Article

Suzanne Tise

(b Turin, Feb 2, 1901; d Lausanne, March 8, 1998).

Italian architect, writer and teacher. He graduated in architecture from the Ecole des Beaux-Arts, Geneva (1923), and returned to Italy where he worked as an assistant to Raimondo d’Aronco and Annibale Rigotti. He was in private practice in Turin until 1939; he also practised in Switzerland continuously from 1930. Sartoris was a pioneer of Modernism in Italy, participating in several of the principal European avant-garde movements of the 1920s and 1930s. As a friend and admirer of Filippo Tommaso Marinetti he was involved in the Italian Futurist movement, collaborating with the painters Fillia and Felice Casorati. He was also inspired by the Neo-plasticism of De Stijl architects Theo van Doesburg and Cor van Eesteren, and he developed a unique style of axonometric drawing that became a hallmark of his work. His designs tended towards a synthesis of Futurism, Neo-plasticism and Functionalism in their use of colour, form and intersecting planes. He was the Grand Prix winner for his contribution to the Prima Mostra dell’Architettura Futurista (...

Article

Piero Pacini

(b Rignano sull’Arno, nr Florence, April 7, 1879; d Forte dei Marmi, Lucca, Aug 18, 1964).

Italian painter, critic and writer. He spent his early childhood in the Florentine countryside and showed a precocious interest in drawing and literature. At school in Florence he deepened his knowledge of the Classics and also developed an interest in the new French poetry (from Laforgue to Rimbaud). At the Accademia in Florence he met Giovanni Fattori and Telemaco Signorini; in 1897, at the Arte e fiori exhibition, he admired paintings by Pierre Bonnard, Pierre Puvis de Chavannes and Giovanni Segantini.

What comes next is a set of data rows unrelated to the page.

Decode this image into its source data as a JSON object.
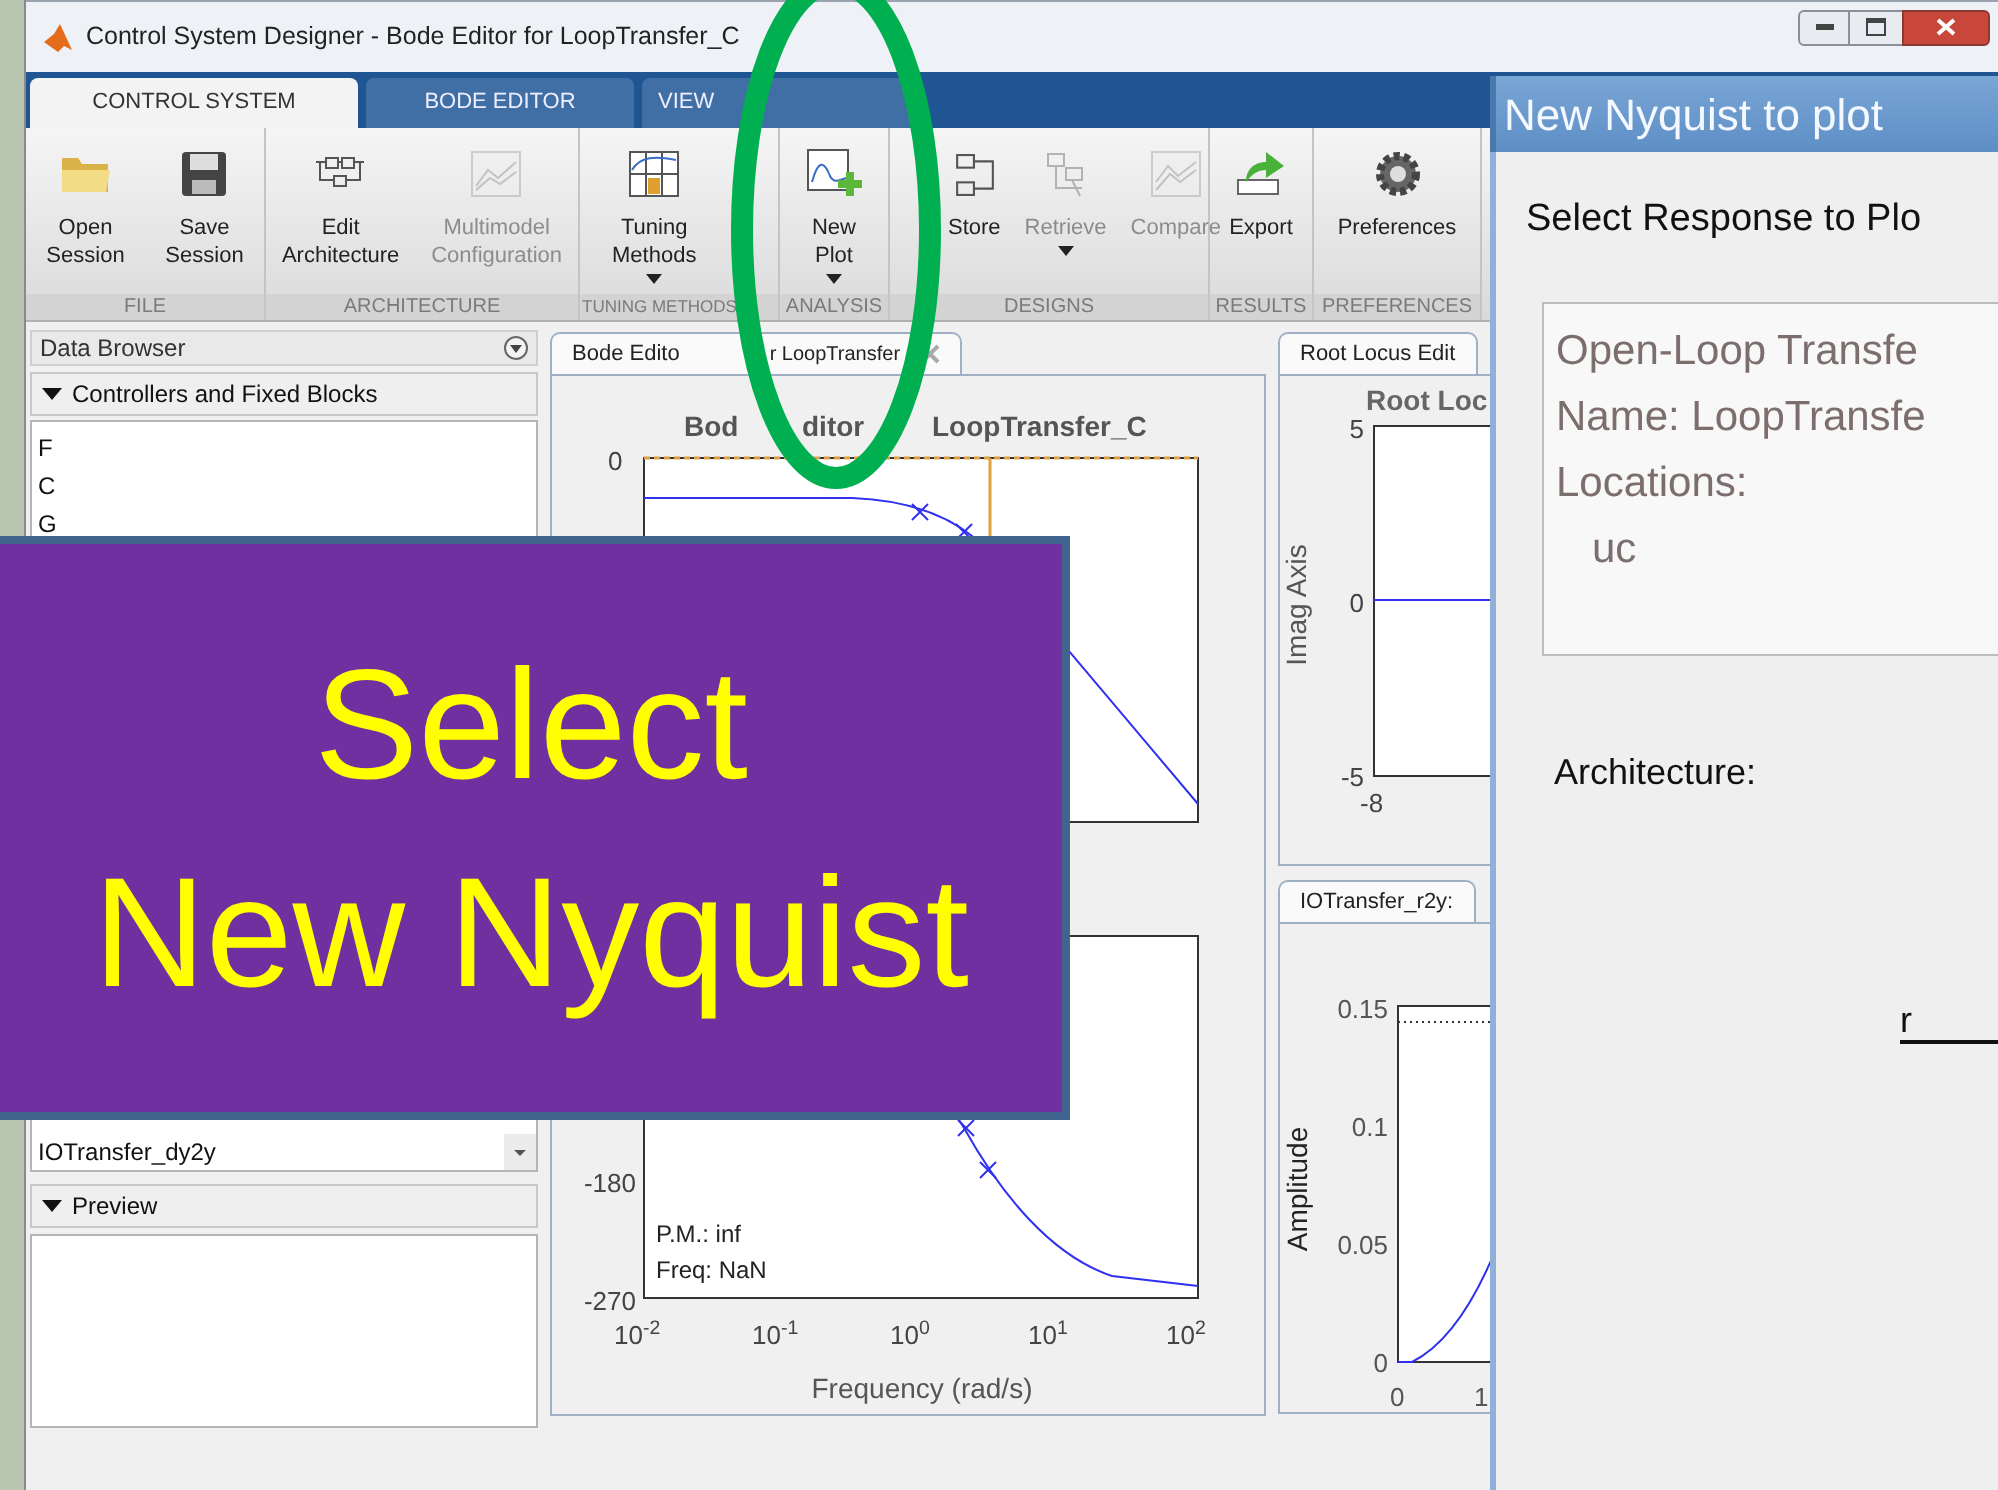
{
  "window": {
    "title": "Control System Designer - Bode Editor for LoopTransfer_C"
  },
  "tabs": [
    {
      "label": "CONTROL SYSTEM",
      "selected": true
    },
    {
      "label": "BODE EDITOR",
      "selected": false
    },
    {
      "label": "VIEW",
      "selected": false
    }
  ],
  "toolstrip": [
    {
      "section": "FILE",
      "buttons": [
        {
          "lines": [
            "Open",
            "Session"
          ],
          "disabled": false,
          "dropdown": false
        },
        {
          "lines": [
            "Save",
            "Session"
          ],
          "disabled": false,
          "dropdown": false
        }
      ]
    },
    {
      "section": "ARCHITECTURE",
      "buttons": [
        {
          "lines": [
            "Edit",
            "Architecture"
          ],
          "disabled": false,
          "dropdown": false
        },
        {
          "lines": [
            "Multimodel",
            "Configuration"
          ],
          "disabled": true,
          "dropdown": false
        }
      ]
    },
    {
      "section": "TUNING METHODS",
      "buttons": [
        {
          "lines": [
            "Tuning",
            "Methods"
          ],
          "disabled": false,
          "dropdown": true
        }
      ]
    },
    {
      "section": "ANALYSIS",
      "buttons": [
        {
          "lines": [
            "New",
            "Plot"
          ],
          "disabled": false,
          "dropdown": true
        }
      ]
    },
    {
      "section": "DESIGNS",
      "buttons": [
        {
          "lines": [
            "Store"
          ],
          "disabled": false,
          "dropdown": false
        },
        {
          "lines": [
            "Retrieve"
          ],
          "disabled": true,
          "dropdown": true
        },
        {
          "lines": [
            "Compare"
          ],
          "disabled": true,
          "dropdown": false
        }
      ]
    },
    {
      "section": "RESULTS",
      "buttons": [
        {
          "lines": [
            "Export"
          ],
          "disabled": false,
          "dropdown": false
        }
      ]
    },
    {
      "section": "PREFERENCES",
      "buttons": [
        {
          "lines": [
            "Preferences"
          ],
          "disabled": false,
          "dropdown": false
        }
      ]
    }
  ],
  "data_browser": {
    "title": "Data Browser",
    "controllers": {
      "title": "Controllers and Fixed Blocks",
      "expanded": true,
      "items": [
        "F",
        "C",
        "G"
      ]
    },
    "responses": {
      "items": [
        "IOTransfer_dy2y"
      ]
    },
    "preview": {
      "title": "Preview",
      "expanded": true
    }
  },
  "bode": {
    "tab_parts": [
      "Bode Edito",
      "r LoopTransfer"
    ],
    "title_parts": [
      "Bod",
      "ditor",
      "LoopTransfer_C"
    ],
    "magnitude_ticks": [
      "0"
    ],
    "phase_ticks": [
      "-180",
      "-270"
    ],
    "x_ticks": [
      "10$^{-2}$",
      "10$^{-1}$",
      "10$^{0}$",
      "10$^{1}$",
      "10$^{2}$"
    ],
    "xlabel": "Frequency (rad/s)",
    "readouts": [
      "P.M.: inf",
      "Freq: NaN"
    ]
  },
  "root_locus": {
    "tab": "Root Locus Edit",
    "title": "Root Loc",
    "y_ticks": [
      "5",
      "0",
      "-5"
    ],
    "x_ticks": [
      "-8"
    ],
    "ylabel": "Imag Axis"
  },
  "step": {
    "tab": "IOTransfer_r2y:",
    "y_ticks": [
      "0.15",
      "0.1",
      "0.05",
      "0"
    ],
    "x_ticks": [
      "0",
      "1"
    ],
    "ylabel": "Amplitude"
  },
  "dialog": {
    "title": "New Nyquist to plot",
    "heading": "Select Response to Plo",
    "details": [
      "Open-Loop Transfe",
      "Name: LoopTransfe",
      "Locations:",
      "uc"
    ],
    "architecture_label": "Architecture:",
    "signal": "r"
  },
  "callout": {
    "lines": [
      "Select",
      "New Nyquist"
    ]
  }
}
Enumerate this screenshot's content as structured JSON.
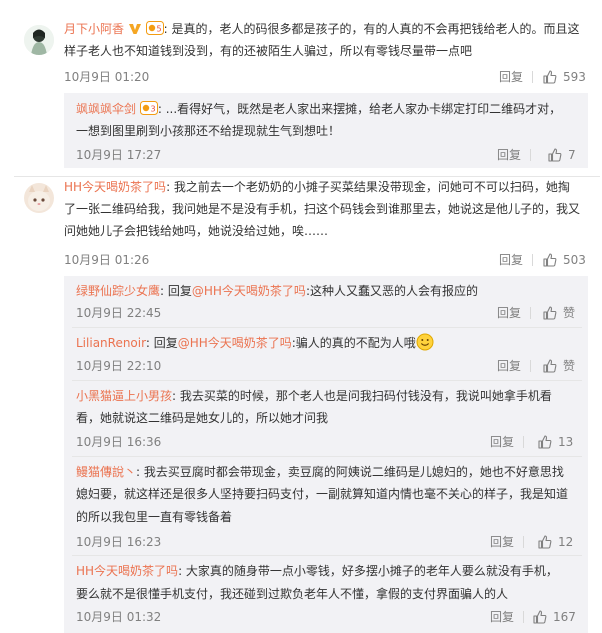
{
  "icons": {
    "like": "thumbs-up-icon",
    "verified": "v-badge-icon",
    "vip": "vip-badge-icon",
    "smile_emoji": "smile-emoji-icon"
  },
  "colors": {
    "username": "#eb7350",
    "text": "#333333",
    "meta": "#808080",
    "reply_bg": "#f2f2f5"
  },
  "comments": [
    {
      "user": "月下小阿香",
      "lines": [
        ": 是真的，老人的码很多都是孩子的，有的人真的不会再把钱给老人的。而且这",
        "样子老人也不知道钱到没到，有的还被陌生人骗过，所以有零钱尽量带一点吧"
      ],
      "time": "10月9日 01:20",
      "reply_label": "回复",
      "likes": "593"
    },
    {
      "user": "HH今天喝奶茶了吗",
      "lines": [
        ": 我之前去一个老奶奶的小摊子买菜结果没带现金，问她可不可以扫码，她掏",
        "了一张二维码给我，我问她是不是没有手机，扫这个码钱会到谁那里去，她说这是他儿子的，我又",
        "问她她儿子会把钱给她吗，她说没给过她，唉……"
      ],
      "time": "10月9日 01:26",
      "reply_label": "回复",
      "likes": "503"
    }
  ],
  "replies_a": [
    {
      "user": "飒飒飒伞剑",
      "lines": [
        ": ...看得好气，既然是老人家出来摆摊，给老人家办卡绑定打印二维码才对，",
        "一想到图里刷到小孩那还不给提现就生气到想吐！"
      ],
      "time": "10月9日 17:27",
      "reply_label": "回复",
      "likes": "7"
    }
  ],
  "replies_b": [
    {
      "user": "绿野仙踪少女鹰",
      "reply_prefix": ": 回复",
      "mention": "@HH今天喝奶茶了吗",
      "text": ":这种人又蠢又恶的人会有报应的",
      "time": "10月9日 22:45",
      "reply_label": "回复",
      "likes": "赞"
    },
    {
      "user": "LilianRenoir",
      "reply_prefix": ": 回复",
      "mention": "@HH今天喝奶茶了吗",
      "text": ":骗人的真的不配为人哦",
      "time": "10月9日 22:10",
      "reply_label": "回复",
      "likes": "赞"
    },
    {
      "user": "小黑猫逼上小男孩",
      "lines": [
        ": 我去买菜的时候，那个老人也是问我扫码付钱没有，我说叫她拿手机看",
        "看，她就说这二维码是她女儿的，所以她才问我"
      ],
      "time": "10月9日 16:36",
      "reply_label": "回复",
      "likes": "13"
    },
    {
      "user": "鳗猫傳說丶",
      "lines": [
        ": 我去买豆腐时都会带现金，卖豆腐的阿姨说二维码是儿媳妇的，她也不好意思找",
        "媳妇要，就这样还是很多人坚持要扫码支付，一副就算知道内情也毫不关心的样子，我是知道",
        "的所以我包里一直有零钱备着"
      ],
      "time": "10月9日 16:23",
      "reply_label": "回复",
      "likes": "12"
    },
    {
      "user": "HH今天喝奶茶了吗",
      "lines": [
        ": 大家真的随身带一点小零钱，好多摆小摊子的老年人要么就没有手机，",
        "要么就不是很懂手机支付，我还碰到过欺负老年人不懂，拿假的支付界面骗人的人"
      ],
      "time": "10月9日 01:32",
      "reply_label": "回复",
      "likes": "167"
    }
  ]
}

Interest aroused by the Exposition Universelle in Paris in 1900 persuaded Soffici to travel to the French capital in November 1900 with his friends the painters Giovanni Costetti (1878–1949) and Umberto Brunelleschi (1879–1949). His living conditions, which included a period in Ruche, La, were difficult. In order to make money he worked on popular satirical magazines such as La Plume, Sans-gêne and Assiette au beurre...